Do Earthlings need to be prepared for the potential of an alien cyber attack?
That’s the question almost no one is asking but at least two astrophysicists are answering.
In a rather unusual (non-peer reviewed) research paper, the scientists explored the unlikely possibility that planet Earth received a complex message from space.
They paint a scenario in which three decades from now, we intercept the message from an unknown extraterrestrial intelligence. The world’s best and brightest are brought in to decipher the message but just as they do, our digital networks, power grids and internet connected devices all crash.
It turns out the aliens sent a type of galactic malware.
“A complex message from space may require the use of computers to display, analyse and understand. Such a message cannot be decontaminated with certainty, and technical risks remain which can pose an existential threat,” the researchers wrote.
The paper was produced by Michael Hippke from Sonneberg Observatory in Germany and John Learned, a fellow astrophysicist from the University of Hawaii.
They suggest that receiving an extraterrestrial message could potentially invite destruction and social chaos.
They outlined a number of different scenarios, including a friendly message that contained a form of downloadable artificial intelligence to allow for communication between us and the alien species. This scenario explored the difficulties of ensuring the safety of the planet when accepting such a technology.
The two astrophysicists concluded that ultimately, the potential benefits would outweigh the inherent risks of actively receiving such a message.
“Overall, we believe that the risk is very small (but not zero), and the potential benefit very large, so that we strongly encourage to read an incoming message,” they said.
It’s a fun thought experiment but probably not something we will need to worry about in our lifetime.
This week however, scientist said humanity may need look no further than our own Solar System in the search for alien life.
ONE OF SATURN’S MOON COULD BOAST ALIEN LIFE
Researchers probing one of Saturn’s moons said Tuesday that the icy orb known as Enceladus may boast ideal living conditions for single-celled micro-organisms known as archaeans found in some of the most extreme environments on Earth.
They reported the news in the science journal Nature Communications.
A methanogenic (methane-producing) archaean called Methanothermococcus okinawensis thrived in laboratory conditions mimicking those thought to exist on Saturn’s satellite, the team said.
On Earth, this type of archaean is found at very hot temperatures near deep-sea hydrothermal vents, and converts carbon dioxide and hydrogen gas into methane.

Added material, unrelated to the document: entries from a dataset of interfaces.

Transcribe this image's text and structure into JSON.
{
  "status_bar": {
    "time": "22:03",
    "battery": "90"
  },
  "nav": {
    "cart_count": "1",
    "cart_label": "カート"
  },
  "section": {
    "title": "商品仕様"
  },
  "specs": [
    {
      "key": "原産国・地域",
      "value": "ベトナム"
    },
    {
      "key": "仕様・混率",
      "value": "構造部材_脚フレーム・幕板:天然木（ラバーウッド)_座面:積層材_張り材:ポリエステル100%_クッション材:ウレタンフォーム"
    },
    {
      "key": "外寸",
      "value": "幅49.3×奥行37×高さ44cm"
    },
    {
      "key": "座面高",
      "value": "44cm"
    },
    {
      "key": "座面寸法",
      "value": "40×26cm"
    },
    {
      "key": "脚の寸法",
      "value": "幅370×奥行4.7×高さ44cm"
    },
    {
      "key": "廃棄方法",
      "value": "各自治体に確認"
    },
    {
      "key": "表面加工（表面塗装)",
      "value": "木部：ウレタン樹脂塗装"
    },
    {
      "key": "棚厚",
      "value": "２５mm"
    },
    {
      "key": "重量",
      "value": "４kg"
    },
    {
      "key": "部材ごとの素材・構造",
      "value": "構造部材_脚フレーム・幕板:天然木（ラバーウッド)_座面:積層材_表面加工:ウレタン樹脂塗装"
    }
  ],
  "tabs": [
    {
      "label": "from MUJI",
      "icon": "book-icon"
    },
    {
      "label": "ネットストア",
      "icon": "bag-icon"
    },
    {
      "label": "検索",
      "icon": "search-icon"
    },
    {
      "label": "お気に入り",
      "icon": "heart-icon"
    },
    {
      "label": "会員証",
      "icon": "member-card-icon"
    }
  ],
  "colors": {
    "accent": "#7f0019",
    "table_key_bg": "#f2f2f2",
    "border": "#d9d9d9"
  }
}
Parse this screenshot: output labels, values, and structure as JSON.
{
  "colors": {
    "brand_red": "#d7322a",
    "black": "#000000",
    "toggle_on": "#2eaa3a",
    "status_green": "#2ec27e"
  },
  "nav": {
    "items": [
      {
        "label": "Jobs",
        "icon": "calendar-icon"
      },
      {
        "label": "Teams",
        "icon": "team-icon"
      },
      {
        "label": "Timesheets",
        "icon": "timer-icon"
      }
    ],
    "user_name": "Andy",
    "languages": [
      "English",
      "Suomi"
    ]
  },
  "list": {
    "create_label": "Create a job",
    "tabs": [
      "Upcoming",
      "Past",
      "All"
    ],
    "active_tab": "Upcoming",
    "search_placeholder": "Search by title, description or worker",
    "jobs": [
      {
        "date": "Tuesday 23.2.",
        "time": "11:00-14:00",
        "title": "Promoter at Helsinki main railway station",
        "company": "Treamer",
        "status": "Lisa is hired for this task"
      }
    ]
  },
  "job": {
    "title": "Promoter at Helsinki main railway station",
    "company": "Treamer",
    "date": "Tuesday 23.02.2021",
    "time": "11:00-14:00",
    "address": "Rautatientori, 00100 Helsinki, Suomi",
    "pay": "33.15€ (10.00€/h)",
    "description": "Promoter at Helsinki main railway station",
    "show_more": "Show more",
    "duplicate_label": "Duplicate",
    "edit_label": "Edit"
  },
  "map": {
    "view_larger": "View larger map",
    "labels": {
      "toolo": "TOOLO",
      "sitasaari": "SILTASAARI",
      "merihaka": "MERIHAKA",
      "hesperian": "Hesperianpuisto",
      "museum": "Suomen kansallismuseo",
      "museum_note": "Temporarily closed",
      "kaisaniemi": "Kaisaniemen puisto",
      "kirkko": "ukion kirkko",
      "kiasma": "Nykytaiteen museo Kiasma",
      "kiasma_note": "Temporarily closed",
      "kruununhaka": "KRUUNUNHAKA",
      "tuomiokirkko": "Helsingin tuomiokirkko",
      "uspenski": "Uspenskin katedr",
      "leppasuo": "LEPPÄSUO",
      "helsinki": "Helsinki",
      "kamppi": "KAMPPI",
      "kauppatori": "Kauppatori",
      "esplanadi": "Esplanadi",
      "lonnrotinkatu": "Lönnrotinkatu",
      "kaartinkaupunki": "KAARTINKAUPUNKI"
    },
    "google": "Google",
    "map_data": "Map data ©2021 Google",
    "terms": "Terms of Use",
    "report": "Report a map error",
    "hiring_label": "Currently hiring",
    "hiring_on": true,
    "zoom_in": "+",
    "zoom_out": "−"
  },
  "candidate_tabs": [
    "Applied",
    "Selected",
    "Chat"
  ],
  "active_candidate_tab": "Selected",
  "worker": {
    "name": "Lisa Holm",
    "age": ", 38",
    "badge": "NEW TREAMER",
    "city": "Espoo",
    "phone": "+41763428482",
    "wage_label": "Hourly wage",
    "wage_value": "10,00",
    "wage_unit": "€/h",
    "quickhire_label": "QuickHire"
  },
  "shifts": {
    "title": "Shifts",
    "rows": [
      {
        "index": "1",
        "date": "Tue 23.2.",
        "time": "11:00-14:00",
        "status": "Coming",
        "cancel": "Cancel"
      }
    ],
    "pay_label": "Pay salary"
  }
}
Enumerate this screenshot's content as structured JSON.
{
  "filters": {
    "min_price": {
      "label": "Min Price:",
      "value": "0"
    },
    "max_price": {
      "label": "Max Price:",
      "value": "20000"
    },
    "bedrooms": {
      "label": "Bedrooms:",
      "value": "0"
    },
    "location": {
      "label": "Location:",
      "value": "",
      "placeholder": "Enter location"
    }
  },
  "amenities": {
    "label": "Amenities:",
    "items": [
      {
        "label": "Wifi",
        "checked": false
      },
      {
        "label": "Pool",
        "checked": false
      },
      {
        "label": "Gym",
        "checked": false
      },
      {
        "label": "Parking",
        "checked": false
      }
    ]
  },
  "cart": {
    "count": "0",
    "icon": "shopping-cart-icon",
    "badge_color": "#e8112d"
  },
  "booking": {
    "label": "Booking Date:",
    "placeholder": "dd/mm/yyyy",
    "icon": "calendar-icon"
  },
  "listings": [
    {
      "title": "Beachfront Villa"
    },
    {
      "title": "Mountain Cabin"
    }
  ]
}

Traces of methane were previously detected in vapour emanating from cracks in Enceladus’ surface.
“We conclude that some of the CH4 (methane) detected in the plume of Enceladus might, in principle, be produced by methanogens,” the researchers in Germany and Austria wrote.
They also calculated that sufficient hydrogen to support such microbes could be produced by geochemical processes in Enceladus’ rocky core.
Saturn is the sixth planet from the Sun, separated from Earth only by Mars and Jupiter. It has dozens of moons.
Previous research suggested that Enceladus sports an ocean of liquid water — a key ingredient for life — beneath its icy surface.
The moon is also thought to contain compounds such as methane, carbon dioxide, and ammonia, and its south pole sports hydrothermal activity — a combination of traits that makes it a key target in the search for extraterrestrial life.
— With AFP
This story originally appeared in news.com.au.